His angry response came after widespread outrage from boxing pundits over the decision to award the heavyweight boxing final to Russian Evgeny Tishchenko, despite Kazakh opponent Vassiliy Levit landing 27 more punches at a more accurate rate, and was followed by another controversial loss for American Gary Russell who the onlooking Floyd Mayweather Jr claimed had been "robbed".
AIBA has since prompted into reviewing all 239 bouts that have taken place at the Games so far and sent home judges it deemed responsible for sub-par decisions in a small number of fights.
"The AIBA R&J Commission has reviewed all decisions and determined that less than a handful of the decisions were not at the level expected and consequently it has been decided...that the concerned referees and judges will no longer officiate at the Rio 2016 Olympic Games," the organisation said in a statement.
AIBA has been dogged by allegations of corruption ahead of the last two Olympics but in an apparent warning to fighters such as Conlan said it would take legal action against any unsubstantiated accusations.

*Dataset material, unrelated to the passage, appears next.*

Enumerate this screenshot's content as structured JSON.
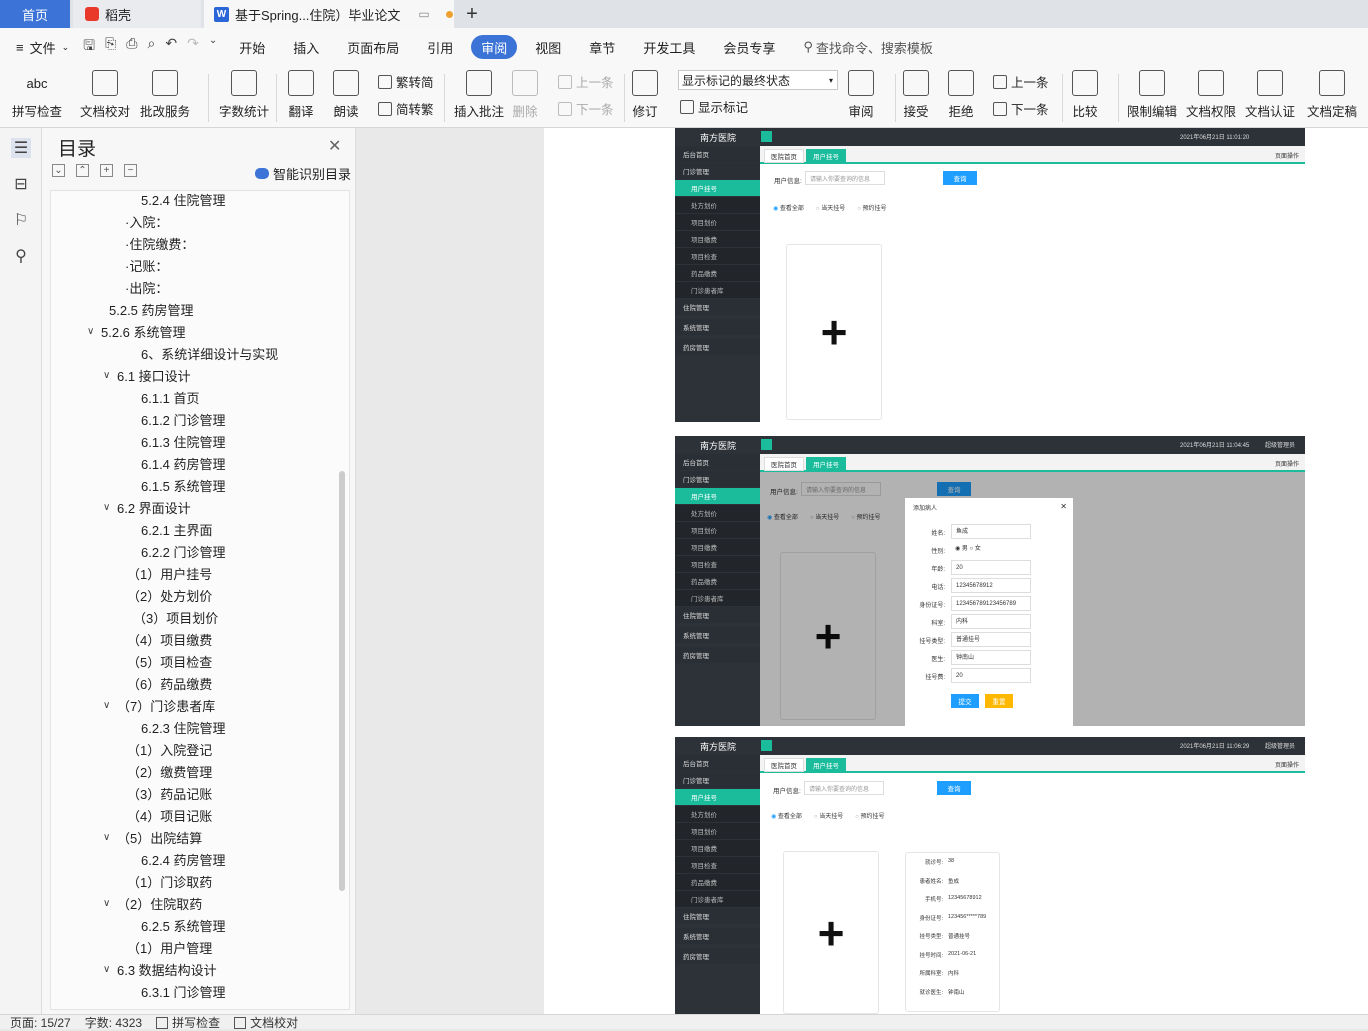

Ahead of this year's Games, the Guardian reported that bouts in Rio could be fixed, citing anonymous officials within the sport.
"With regard to corruption, we would like to strongly restate that unless tangible proof is put forward, not rumours, we will continue to use any means, including legal disciplinary actions to protect our sport and its R&J community whose integrity is constantly put into question.
"The organisation will not be deterred by subjective judgements made by discontented parties. We welcome all parties to come forward and provide evidence in order to take appropriate and immediate action."